When a patient suffers injury because a doctor or other health care provider did not meet the prevailing standard of care within the medical profession, the patient can pursue compensation under a medical malpractice cause of action. If the medical mistake results in a fatal accident, the victim's family can bring a wrongful death lawsuit. But how does the victim or their family prove that the doctor didn't treat the patient with the requisite standard of care?
Under West Virginia law, a person who files a medical malpractice claim must first send a screening certificate of merit to the health care providers that they intend to sue. The certificate is a document that a health care provider signs while under oath, and it states that provider's opinion as to how the treating medical professional's alleged missteps caused the injury or death at issue.
The health care provider who executes the screening certificate must be qualified as an expert under the West Virginia rules of evidence. Furthermore, the certificate itself must contain the details of how that expert believes the treating health care provider failed to uphold their duty of care to the injured patient.
A screening certificate is one of the many necessary steps in the process of taking legal action against a medical professional. An attorney who is experienced in wrongful death and medical malpractice cases can ensure that a person's legal claim follows all requirements under state law.

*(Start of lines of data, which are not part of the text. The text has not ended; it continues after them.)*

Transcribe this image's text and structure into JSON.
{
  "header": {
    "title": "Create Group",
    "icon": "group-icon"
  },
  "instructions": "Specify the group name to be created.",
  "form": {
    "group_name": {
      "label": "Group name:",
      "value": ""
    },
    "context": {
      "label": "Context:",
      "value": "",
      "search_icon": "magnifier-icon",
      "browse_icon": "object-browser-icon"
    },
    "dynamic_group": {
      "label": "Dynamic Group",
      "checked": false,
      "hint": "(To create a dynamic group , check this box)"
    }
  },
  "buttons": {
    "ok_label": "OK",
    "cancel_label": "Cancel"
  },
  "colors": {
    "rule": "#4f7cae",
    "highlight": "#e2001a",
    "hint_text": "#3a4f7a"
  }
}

Source: West Virginia Code, "Medical Professional Liability," accessed on Aug. 9, 2016